In every era there are inflection points which require long-established institutions to re-evaluate their goals, strategy, structure and resource allocations to ensure their future health and relevance. As a major organ of state, the Australian Defence Force (ADF) is no exception.

The projected withdrawal of Australian forces from Afghanistan will constitute a watershed for the ADF. After a similar period of high-tempo operations, the ADF lapsed into a post-Vietnam period of stasis that produced a hollowing out of the Army, a loss of hard-won counter-insurgency skills, and the failure to develop a truly integrated joint force, leaving Australia ill-equipped to handle the challenges of the 21st century. There is a real danger that post-Afghanistan uncertainty about future strategic challenges will lead to a similar period of drift and misplaced spending.

However, the risks of failing to adapt to new security circumstances are especially high for the ADF since there is no more important task than defence of the nation.  With Afghanistan’s end game in sight, and a new Defence White Paper on the horizon, it is time for a vigorous public debate about the priorities of the ADF so that we do not repeat the mistakes of the post-Vietnam period and prepare for the wrong conflicts, made worse by ill-conceived strategy and chronic underfunding.

WHAT SHOULD BE DONE?

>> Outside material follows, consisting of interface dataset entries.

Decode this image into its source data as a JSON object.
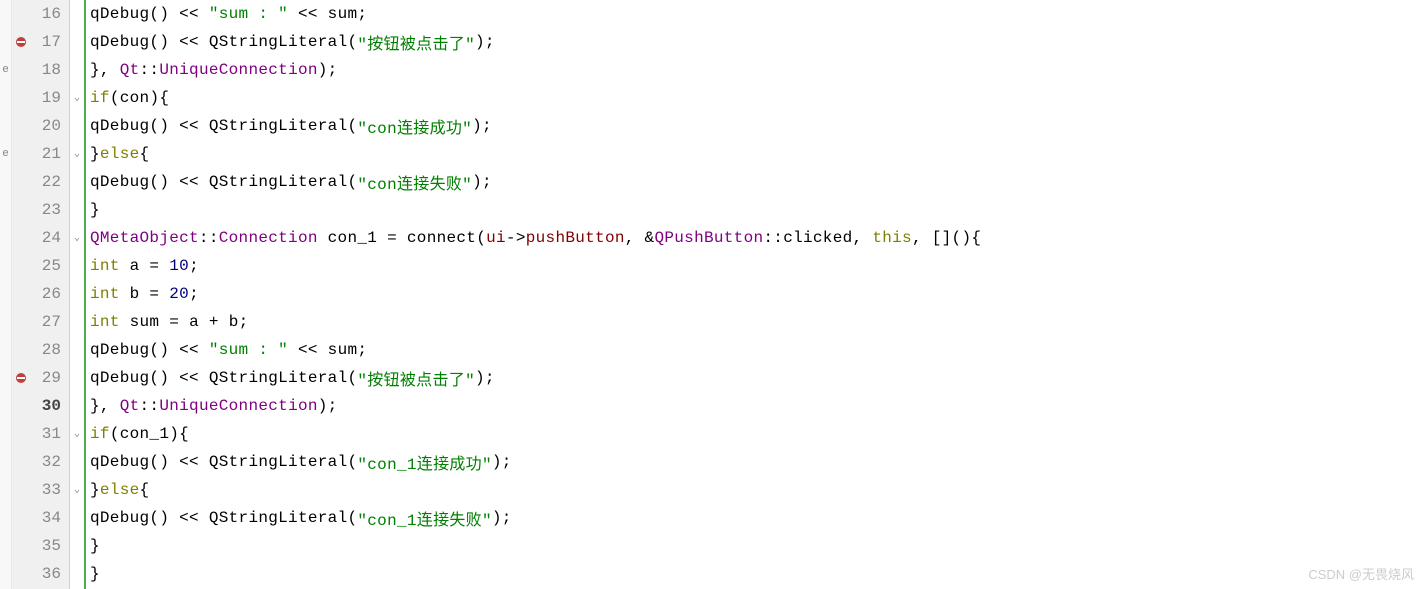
{
  "watermark": "CSDN @无畏烧风",
  "left_margin_chars": [
    "",
    "",
    "e",
    "",
    "",
    "e",
    "",
    "",
    "",
    "",
    "",
    "",
    "",
    "",
    "",
    "",
    "",
    "",
    "",
    "",
    ""
  ],
  "lines": [
    {
      "num": "16",
      "fold": "",
      "bp": false
    },
    {
      "num": "17",
      "fold": "",
      "bp": true
    },
    {
      "num": "18",
      "fold": "",
      "bp": false
    },
    {
      "num": "19",
      "fold": "v",
      "bp": false
    },
    {
      "num": "20",
      "fold": "",
      "bp": false
    },
    {
      "num": "21",
      "fold": "v",
      "bp": false
    },
    {
      "num": "22",
      "fold": "",
      "bp": false
    },
    {
      "num": "23",
      "fold": "",
      "bp": false
    },
    {
      "num": "24",
      "fold": "v",
      "bp": false
    },
    {
      "num": "25",
      "fold": "",
      "bp": false
    },
    {
      "num": "26",
      "fold": "",
      "bp": false
    },
    {
      "num": "27",
      "fold": "",
      "bp": false
    },
    {
      "num": "28",
      "fold": "",
      "bp": false
    },
    {
      "num": "29",
      "fold": "",
      "bp": true
    },
    {
      "num": "30",
      "fold": "",
      "bp": false,
      "current": true
    },
    {
      "num": "31",
      "fold": "v",
      "bp": false
    },
    {
      "num": "32",
      "fold": "",
      "bp": false
    },
    {
      "num": "33",
      "fold": "v",
      "bp": false
    },
    {
      "num": "34",
      "fold": "",
      "bp": false
    },
    {
      "num": "35",
      "fold": "",
      "bp": false
    },
    {
      "num": "36",
      "fold": "",
      "bp": false
    }
  ],
  "code": {
    "t_qDebug": "qDebug",
    "t_QStringLiteral": "QStringLiteral",
    "t_Qt": "Qt",
    "t_UniqueConnection": "UniqueConnection",
    "t_QMetaObject": "QMetaObject",
    "t_Connection": "Connection",
    "t_connect": "connect",
    "t_pushButton": "pushButton",
    "t_QPushButton": "QPushButton",
    "t_clicked": "clicked",
    "t_this": "this",
    "t_int": "int",
    "t_if": "if",
    "t_else": "else",
    "t_sum": "sum",
    "t_a": "a",
    "t_b": "b",
    "t_con": "con",
    "t_con_1": "con_1",
    "t_ui": "ui",
    "n_10": "10",
    "n_20": "20",
    "s_sumlabel": "\"sum : \"",
    "s_clicked": "\"按钮被点击了\"",
    "s_con_ok": "\"con连接成功\"",
    "s_con_fail": "\"con连接失败\"",
    "s_con1_ok": "\"con_1连接成功\"",
    "s_con1_fail": "\"con_1连接失败\""
  }
}
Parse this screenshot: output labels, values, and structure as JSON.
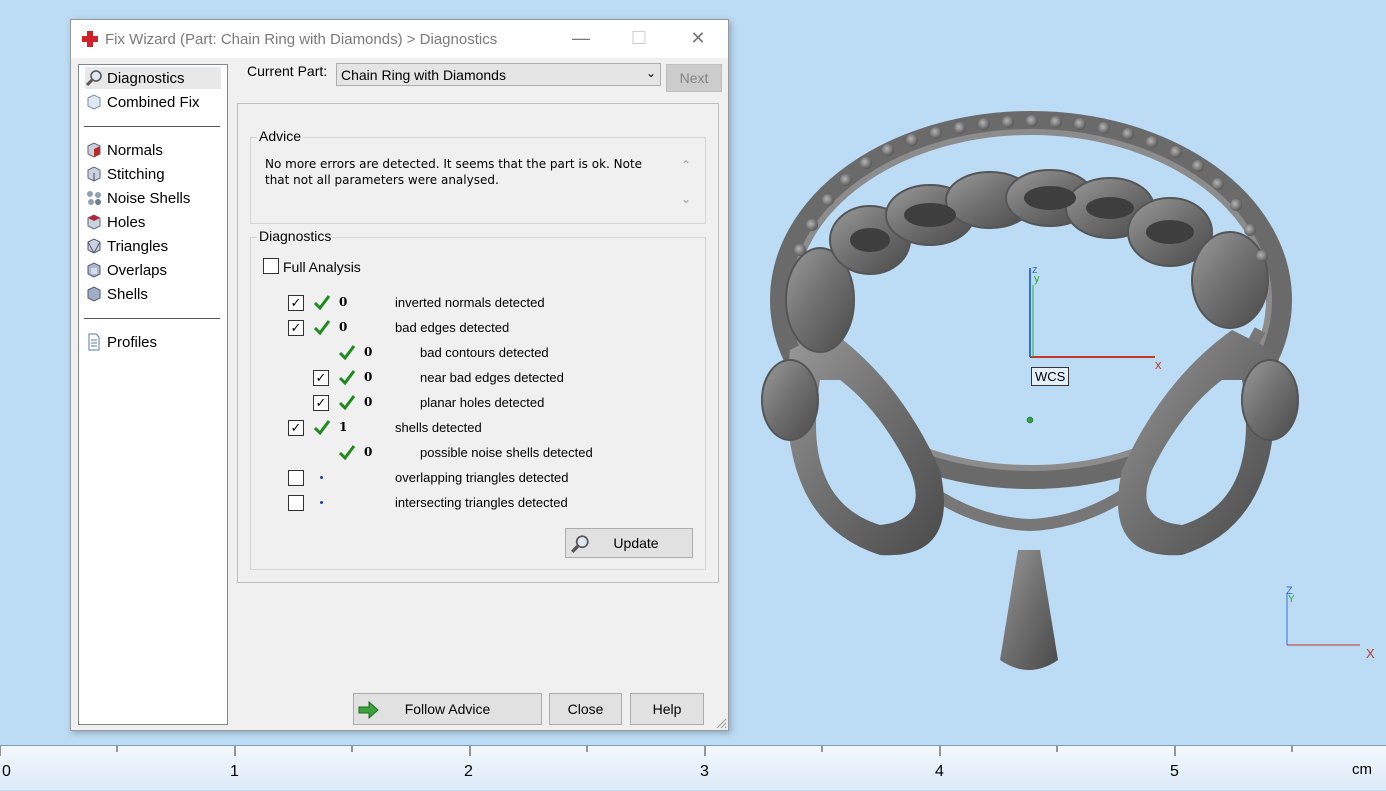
{
  "window": {
    "title": "Fix Wizard (Part: Chain Ring with Diamonds) > Diagnostics",
    "minimize": "—",
    "maximize": "☐",
    "close": "✕"
  },
  "nav": {
    "items": [
      {
        "label": "Diagnostics",
        "icon": "magnifier-icon"
      },
      {
        "label": "Combined Fix",
        "icon": "cube-icon"
      },
      {
        "label": "Normals",
        "icon": "normals-cube-icon"
      },
      {
        "label": "Stitching",
        "icon": "stitching-cube-icon"
      },
      {
        "label": "Noise Shells",
        "icon": "noise-shells-icon"
      },
      {
        "label": "Holes",
        "icon": "holes-cube-icon"
      },
      {
        "label": "Triangles",
        "icon": "triangles-cube-icon"
      },
      {
        "label": "Overlaps",
        "icon": "overlaps-cube-icon"
      },
      {
        "label": "Shells",
        "icon": "shells-cube-icon"
      },
      {
        "label": "Profiles",
        "icon": "document-icon"
      }
    ]
  },
  "part": {
    "label": "Current Part:",
    "value": "Chain Ring with Diamonds",
    "next": "Next"
  },
  "advice": {
    "title": "Advice",
    "text": "No more errors are detected. It seems that the part is ok. Note that not all parameters were analysed."
  },
  "diagnostics": {
    "title": "Diagnostics",
    "full_analysis": "Full Analysis",
    "rows": [
      {
        "checkbox": "checked",
        "status": "check",
        "count": "0",
        "label": "inverted normals detected"
      },
      {
        "checkbox": "checked",
        "status": "check",
        "count": "0",
        "label": "bad edges detected"
      },
      {
        "checkbox": "none",
        "status": "check",
        "count": "0",
        "label": "bad contours detected"
      },
      {
        "checkbox": "checked",
        "status": "check",
        "count": "0",
        "label": "near bad edges detected"
      },
      {
        "checkbox": "checked",
        "status": "check",
        "count": "0",
        "label": "planar holes detected"
      },
      {
        "checkbox": "checked",
        "status": "check",
        "count": "1",
        "label": "shells detected"
      },
      {
        "checkbox": "none",
        "status": "check",
        "count": "0",
        "label": "possible noise shells detected"
      },
      {
        "checkbox": "unchecked",
        "status": "dot",
        "count": "",
        "label": "overlapping triangles detected"
      },
      {
        "checkbox": "unchecked",
        "status": "dot",
        "count": "",
        "label": "intersecting triangles detected"
      }
    ],
    "update": "Update"
  },
  "buttons": {
    "follow_advice": "Follow Advice",
    "close": "Close",
    "help": "Help"
  },
  "viewport": {
    "wcs_label": "WCS",
    "axis_x": "x",
    "axis_y": "y",
    "axis_z": "z",
    "corner_x": "X",
    "corner_y": "Y",
    "corner_z": "Z"
  },
  "ruler": {
    "labels": [
      "0",
      "1",
      "2",
      "3",
      "4",
      "5"
    ],
    "unit": "cm"
  },
  "colors": {
    "background": "#bcdcf6",
    "check_green": "#1e8a1e",
    "axis_red": "#c0392b",
    "axis_green": "#2ea82e",
    "axis_blue": "#2e6fd8"
  }
}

Preparing for major interstate conflicts should not be the principal determinant of the structure, funding and future capabilities of the ADF, since irregular wars are likely to be more prevalent and require a robust national response. Australia needs either to increase Defence funding or redirect some of the money currently invested in submarines and strike aircraft to other capability priorities identified in the Defence White Paper and accompanying Defence Capability Plan. The next White Paper should include a clearly articulated defence strategy and give greater emphasis to working more closely with our Asian neighbours.